FA chairman Greg Dyke, who will leave his role after this summer's European Championship, had submitted proposals aimed at reforming the FA council by making it more representative and diverse.
Dyke was pushing for an end to the traditional 'blazers' who dominate the council, with more women, more fans' representation, more people from ethnic minorities and possibly term limits to reduce the average age.
But the proposals were never even put to the vote due to opposition from representatives of the national game which Rabbatts - the only woman and ethnic minority representative on the FA board - said would have watered them down to the extent it was not worth voting on them.
She told the Guardian: "It's very disappointing, it's very frustrating and it leads you to question what you can do to shift it.
"With regards to inclusion and diversity, you can make things happen because you can bring other people with you. When you feel you can't make that progress elsewhere, it's very difficult.
"The path of governance reform is littered with people who have tried and failed."
The FA board is made up of four representatives apiece from the professional and national game plus chairman Dyke, chief executive Martin Glenn and non-executive directors Rabbatts and Roger Devlin.
Rabbatts continued: "The problem with the structure is that it builds in an accountability to either the national game or the professional game and not to the whole.
"How do we actually construct something that furthers the game as a whole? It is that structural defect that is fundamental.

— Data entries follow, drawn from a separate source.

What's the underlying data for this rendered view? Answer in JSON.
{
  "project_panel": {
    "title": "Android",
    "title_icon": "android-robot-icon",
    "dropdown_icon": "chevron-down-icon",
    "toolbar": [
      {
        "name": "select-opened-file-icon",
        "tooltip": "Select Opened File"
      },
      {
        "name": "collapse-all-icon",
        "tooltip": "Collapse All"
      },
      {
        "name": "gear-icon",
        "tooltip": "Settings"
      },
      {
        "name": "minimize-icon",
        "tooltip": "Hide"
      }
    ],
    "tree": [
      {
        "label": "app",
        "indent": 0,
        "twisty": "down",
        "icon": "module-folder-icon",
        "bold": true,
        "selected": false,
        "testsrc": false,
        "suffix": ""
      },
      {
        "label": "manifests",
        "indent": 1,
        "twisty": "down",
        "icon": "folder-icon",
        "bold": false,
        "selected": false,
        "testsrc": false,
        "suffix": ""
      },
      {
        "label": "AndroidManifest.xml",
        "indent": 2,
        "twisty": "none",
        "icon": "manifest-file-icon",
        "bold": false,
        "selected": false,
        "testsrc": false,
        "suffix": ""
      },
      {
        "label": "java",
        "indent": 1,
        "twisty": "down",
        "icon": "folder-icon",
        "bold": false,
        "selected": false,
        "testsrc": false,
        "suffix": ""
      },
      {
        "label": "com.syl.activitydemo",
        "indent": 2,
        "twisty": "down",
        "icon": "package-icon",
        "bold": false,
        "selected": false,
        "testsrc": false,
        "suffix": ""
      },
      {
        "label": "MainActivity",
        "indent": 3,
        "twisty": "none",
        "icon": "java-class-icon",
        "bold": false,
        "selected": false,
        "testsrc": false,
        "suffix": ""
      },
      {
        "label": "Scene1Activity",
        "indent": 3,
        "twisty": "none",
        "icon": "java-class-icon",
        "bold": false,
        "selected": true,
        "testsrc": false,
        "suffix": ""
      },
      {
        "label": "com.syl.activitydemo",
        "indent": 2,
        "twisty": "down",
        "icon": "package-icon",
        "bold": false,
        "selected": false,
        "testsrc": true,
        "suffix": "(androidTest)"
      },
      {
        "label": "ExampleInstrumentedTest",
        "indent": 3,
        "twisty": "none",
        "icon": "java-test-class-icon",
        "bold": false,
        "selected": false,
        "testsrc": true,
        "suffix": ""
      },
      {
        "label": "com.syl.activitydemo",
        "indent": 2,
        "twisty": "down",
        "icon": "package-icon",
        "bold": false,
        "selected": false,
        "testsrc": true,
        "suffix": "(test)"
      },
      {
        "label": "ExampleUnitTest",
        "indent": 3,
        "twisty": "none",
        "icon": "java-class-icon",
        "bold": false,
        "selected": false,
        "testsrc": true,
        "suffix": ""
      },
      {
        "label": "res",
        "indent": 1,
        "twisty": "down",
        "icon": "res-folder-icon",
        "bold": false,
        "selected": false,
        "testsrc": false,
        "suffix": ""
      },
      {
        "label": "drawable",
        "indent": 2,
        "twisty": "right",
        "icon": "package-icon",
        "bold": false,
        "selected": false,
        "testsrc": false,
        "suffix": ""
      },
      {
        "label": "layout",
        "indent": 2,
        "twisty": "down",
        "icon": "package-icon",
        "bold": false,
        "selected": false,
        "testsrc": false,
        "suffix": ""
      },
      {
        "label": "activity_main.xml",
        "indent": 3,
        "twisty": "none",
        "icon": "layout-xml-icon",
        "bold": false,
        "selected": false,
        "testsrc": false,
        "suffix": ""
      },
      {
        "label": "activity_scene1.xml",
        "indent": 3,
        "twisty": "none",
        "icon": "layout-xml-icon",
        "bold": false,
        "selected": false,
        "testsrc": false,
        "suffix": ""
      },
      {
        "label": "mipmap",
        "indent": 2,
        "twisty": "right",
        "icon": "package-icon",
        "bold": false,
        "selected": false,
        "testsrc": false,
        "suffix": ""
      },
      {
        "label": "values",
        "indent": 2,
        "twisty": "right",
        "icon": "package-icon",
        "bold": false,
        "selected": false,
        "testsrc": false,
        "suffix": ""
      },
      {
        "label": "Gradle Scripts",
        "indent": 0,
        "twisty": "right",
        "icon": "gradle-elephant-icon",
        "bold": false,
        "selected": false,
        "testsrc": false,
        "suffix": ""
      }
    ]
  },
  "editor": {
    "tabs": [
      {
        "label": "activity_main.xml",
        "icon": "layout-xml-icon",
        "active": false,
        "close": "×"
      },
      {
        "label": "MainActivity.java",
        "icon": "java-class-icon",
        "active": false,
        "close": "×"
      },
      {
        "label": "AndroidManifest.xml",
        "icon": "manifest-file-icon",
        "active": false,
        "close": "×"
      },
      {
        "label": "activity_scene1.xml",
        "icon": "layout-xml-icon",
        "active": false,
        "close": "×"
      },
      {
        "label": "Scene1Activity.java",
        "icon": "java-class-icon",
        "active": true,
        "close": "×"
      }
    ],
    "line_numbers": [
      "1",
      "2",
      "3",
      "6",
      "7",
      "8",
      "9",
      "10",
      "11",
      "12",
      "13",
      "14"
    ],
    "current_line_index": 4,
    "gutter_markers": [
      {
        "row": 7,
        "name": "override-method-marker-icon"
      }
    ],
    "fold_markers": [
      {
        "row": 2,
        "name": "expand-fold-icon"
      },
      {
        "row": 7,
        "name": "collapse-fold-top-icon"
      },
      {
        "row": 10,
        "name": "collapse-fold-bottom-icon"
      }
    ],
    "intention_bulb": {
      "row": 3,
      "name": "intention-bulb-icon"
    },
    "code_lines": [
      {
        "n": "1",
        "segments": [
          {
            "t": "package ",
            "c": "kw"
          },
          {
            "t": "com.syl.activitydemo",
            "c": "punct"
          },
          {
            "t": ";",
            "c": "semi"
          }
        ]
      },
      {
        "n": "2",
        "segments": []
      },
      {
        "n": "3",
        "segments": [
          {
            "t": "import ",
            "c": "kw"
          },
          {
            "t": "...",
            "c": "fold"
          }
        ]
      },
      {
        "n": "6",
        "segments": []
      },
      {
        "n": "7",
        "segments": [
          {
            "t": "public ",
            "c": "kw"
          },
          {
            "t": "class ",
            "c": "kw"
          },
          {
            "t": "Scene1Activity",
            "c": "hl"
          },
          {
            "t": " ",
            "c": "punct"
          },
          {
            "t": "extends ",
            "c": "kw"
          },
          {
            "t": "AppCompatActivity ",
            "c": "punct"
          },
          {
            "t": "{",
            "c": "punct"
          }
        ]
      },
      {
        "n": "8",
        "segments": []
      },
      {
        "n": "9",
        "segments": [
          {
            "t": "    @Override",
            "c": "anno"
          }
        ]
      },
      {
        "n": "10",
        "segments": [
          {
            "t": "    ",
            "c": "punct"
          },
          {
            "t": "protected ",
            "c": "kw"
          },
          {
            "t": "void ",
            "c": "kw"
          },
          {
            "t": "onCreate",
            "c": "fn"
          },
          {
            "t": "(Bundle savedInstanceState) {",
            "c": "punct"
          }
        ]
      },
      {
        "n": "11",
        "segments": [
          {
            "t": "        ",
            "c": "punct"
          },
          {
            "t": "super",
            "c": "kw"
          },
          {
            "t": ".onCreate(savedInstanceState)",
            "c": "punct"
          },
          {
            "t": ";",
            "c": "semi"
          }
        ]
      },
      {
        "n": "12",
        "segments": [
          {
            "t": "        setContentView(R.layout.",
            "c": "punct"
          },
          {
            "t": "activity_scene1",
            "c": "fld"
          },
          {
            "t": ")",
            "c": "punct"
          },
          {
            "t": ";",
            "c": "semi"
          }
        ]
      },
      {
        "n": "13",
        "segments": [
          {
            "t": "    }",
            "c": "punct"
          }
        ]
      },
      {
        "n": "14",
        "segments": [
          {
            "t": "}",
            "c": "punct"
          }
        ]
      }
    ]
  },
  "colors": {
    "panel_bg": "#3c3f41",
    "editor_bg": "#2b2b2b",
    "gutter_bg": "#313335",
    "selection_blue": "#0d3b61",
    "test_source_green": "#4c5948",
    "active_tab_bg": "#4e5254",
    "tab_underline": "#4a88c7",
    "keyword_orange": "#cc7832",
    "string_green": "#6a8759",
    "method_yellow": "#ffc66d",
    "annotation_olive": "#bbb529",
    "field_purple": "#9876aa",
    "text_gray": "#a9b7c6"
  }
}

"Look at UEFA, look at FIFA, look at athletics, look at cycling. Everybody is looking at how they improve their governance. If you have people sat around those tables for 15, 20, 25 years, you are building in a problem. That has to change."